I was empowered. So strong was my wish to be an owner rather than a lowly borrower, I did the unthinkable: I bought a paperback Western with my lunch money, carried it home to Mother unread and asked her to study it and tell me if she though it sinful. Though I’m sure she must’ve chided me for disobedience, to her everlasting credit she accommodated me; and overnight her bias against paperbacks evaporated. In fact, she became just as addicted to paperbacks as she was to her usual clothbound fare. She read them avidly till the day she died.

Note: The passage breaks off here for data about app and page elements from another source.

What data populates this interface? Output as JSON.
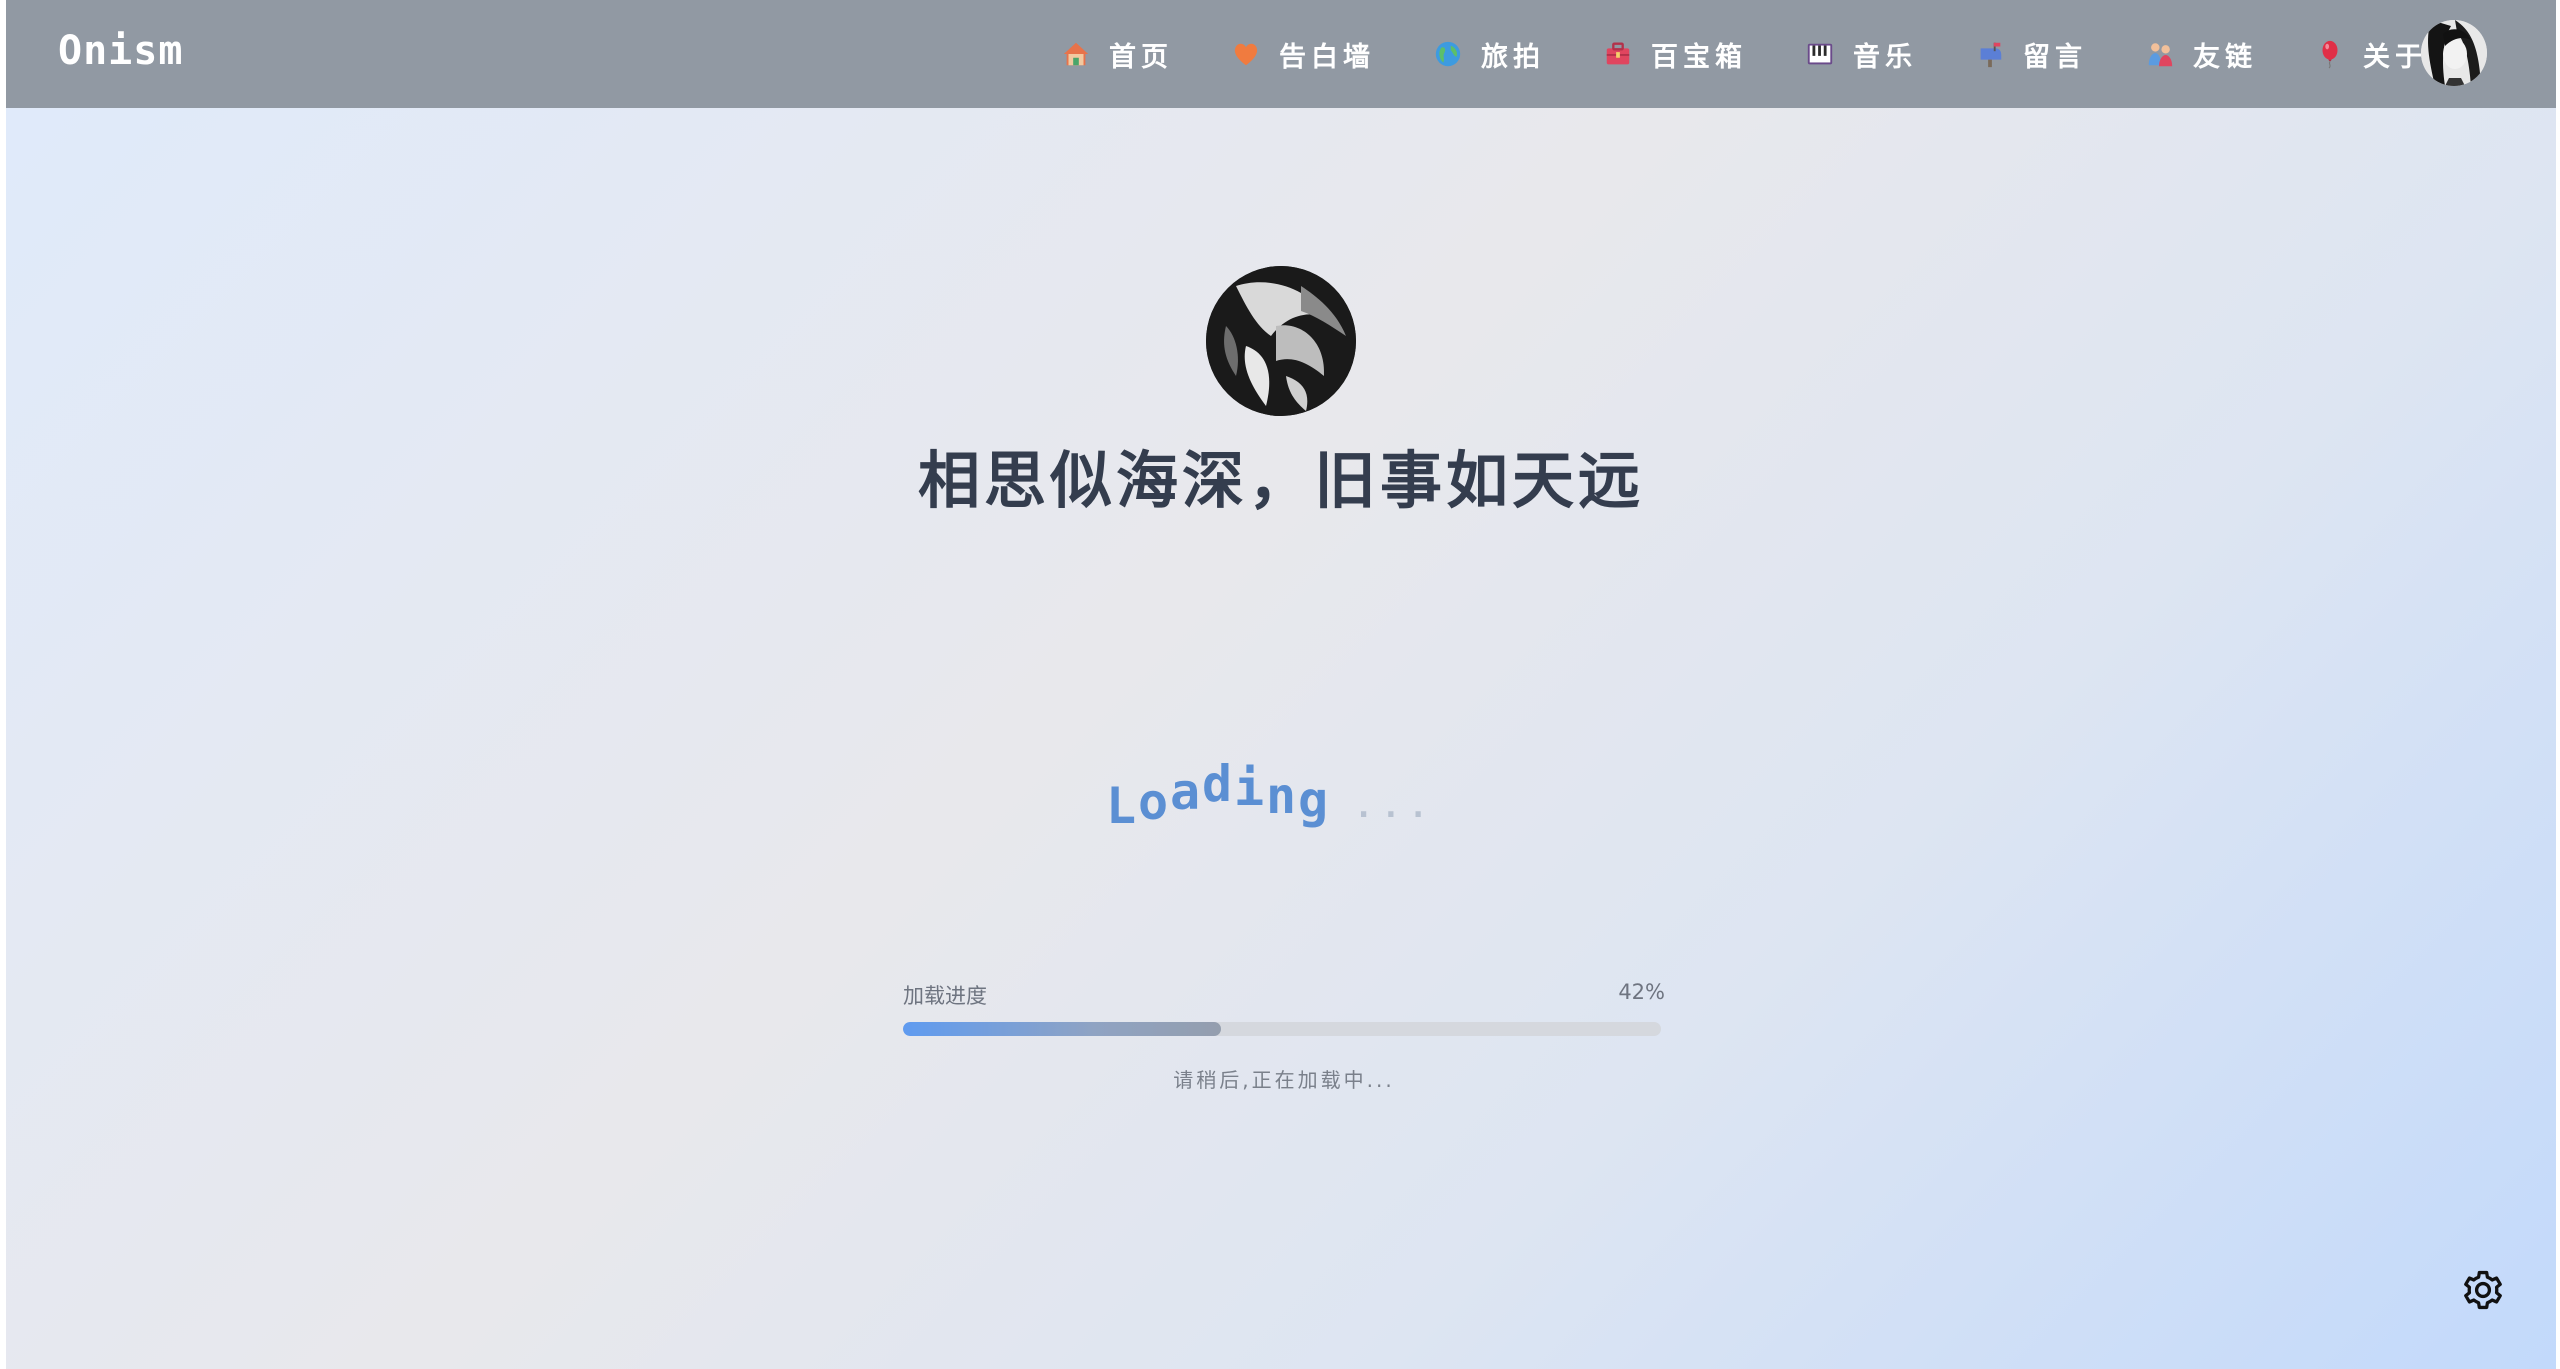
{
  "header": {
    "brand": "Onism",
    "nav": [
      {
        "label": "首页",
        "icon": "house-icon"
      },
      {
        "label": "告白墙",
        "icon": "heart-icon"
      },
      {
        "label": "旅拍",
        "icon": "globe-icon"
      },
      {
        "label": "百宝箱",
        "icon": "toolbox-icon"
      },
      {
        "label": "音乐",
        "icon": "piano-icon"
      },
      {
        "label": "留言",
        "icon": "mailbox-icon"
      },
      {
        "label": "友链",
        "icon": "people-icon"
      },
      {
        "label": "关于",
        "icon": "balloon-icon"
      }
    ]
  },
  "hero": {
    "title": "相思似海深，旧事如天远"
  },
  "loading": {
    "text": "Loading",
    "dots": "..."
  },
  "progress": {
    "label": "加载进度",
    "percent_text": "42%",
    "value": 0.42,
    "message": "请稍后,正在加载中..."
  },
  "colors": {
    "topbar": "#9199a3",
    "accent": "#5b8fd3",
    "title": "#343d4e"
  }
}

How I wish I could remember the title of that book! I’ve ransacked my memory but for the life of me I can’t recover it. I do remember it was published by Pennant Books, an imprint of Bantam, and it cost me a quarter. Its hero was a part-Indian cowboy named Jim Embree and its villain bore the improbable name of Muley. The plot had to do with a range war arising from the greed of Muley the wicked cattle baron. More than that I cannot say. I’m ashamed to confess it. I owe my whole subsequent literary life to that little volume, and I don’t even know the name of its author. Ingratitude, hide thy face!
In this way I was introduced to the fiction of that marvelous but now mostly forgotten generation of Western writers of the‘40’s and ‘50’s that intervened between the romanticists Zane Grey and Max Brand and the facile, shallow, unjustly popular Louis L’Amour—Frank Gruber, Dorothy Johnson, Frank O’Rourke, Paul Wellman, Vardis Fisher, Will Henry, Luke Short, A.B. Guthrie, Alan LeMay, Walter Van Tilburg Clark, Tom Lea, Ernest Haycox, Oakley Hall. What a feast of fine writing is there! I also fed my raging hunger with paperback titles by the giants of Western history writing—Vestal, J. Frank Dobie, Walter Prescott Webb, Eugene Cunningham, C.L. Sonnischen, Mari Sandoz, Wayne Gard, Glenn Shirley, Dee Brown, and many more.
I retain but a single book original to that period, one of my first few purchases—a 1952 Pennant paperback edition of Stanley Vestal’s Dodge City: Queen of Cowtowns. I couldn’t own the hardback edition I’d found that day in the library, but I could own this. It’s worn and shabby now; the glue along its spine has deteriorated; if I open it, it will probably fall apart. The last time I opened it was about nine or ten years ago, when I transcribed the passage about The Bloody Woman into my computer, for safekeeping.
NEXT: WESTERNS AS MORALITY TALES